PROBLEM REQUIREMENTS
List all lines of the data that include the string "配置文件".

TASK DATA
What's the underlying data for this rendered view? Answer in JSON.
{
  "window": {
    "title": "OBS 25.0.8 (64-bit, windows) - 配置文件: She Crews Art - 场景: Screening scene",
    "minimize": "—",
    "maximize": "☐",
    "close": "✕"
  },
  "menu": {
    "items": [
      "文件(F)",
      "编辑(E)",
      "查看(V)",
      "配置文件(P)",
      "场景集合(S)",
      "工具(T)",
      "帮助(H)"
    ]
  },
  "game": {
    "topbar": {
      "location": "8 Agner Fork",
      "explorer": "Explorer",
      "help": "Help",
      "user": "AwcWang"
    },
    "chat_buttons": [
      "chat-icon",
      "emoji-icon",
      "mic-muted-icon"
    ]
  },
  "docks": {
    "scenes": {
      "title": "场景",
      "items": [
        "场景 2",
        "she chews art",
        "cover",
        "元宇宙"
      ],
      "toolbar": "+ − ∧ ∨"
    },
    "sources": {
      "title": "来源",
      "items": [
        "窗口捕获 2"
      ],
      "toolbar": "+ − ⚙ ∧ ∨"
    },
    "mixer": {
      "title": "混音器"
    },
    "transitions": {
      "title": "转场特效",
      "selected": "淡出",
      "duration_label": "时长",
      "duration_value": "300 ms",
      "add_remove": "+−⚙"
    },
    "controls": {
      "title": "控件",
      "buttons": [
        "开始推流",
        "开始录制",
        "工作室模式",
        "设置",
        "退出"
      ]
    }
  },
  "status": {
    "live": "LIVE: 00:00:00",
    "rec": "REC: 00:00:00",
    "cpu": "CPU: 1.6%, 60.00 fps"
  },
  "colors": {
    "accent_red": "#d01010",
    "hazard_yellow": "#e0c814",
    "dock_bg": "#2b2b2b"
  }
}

RESULT
    "title": "OBS 25.0.8 (64-bit, windows) - 配置文件: She Crews Art - 场景: Screening scene",
      "配置文件(P)",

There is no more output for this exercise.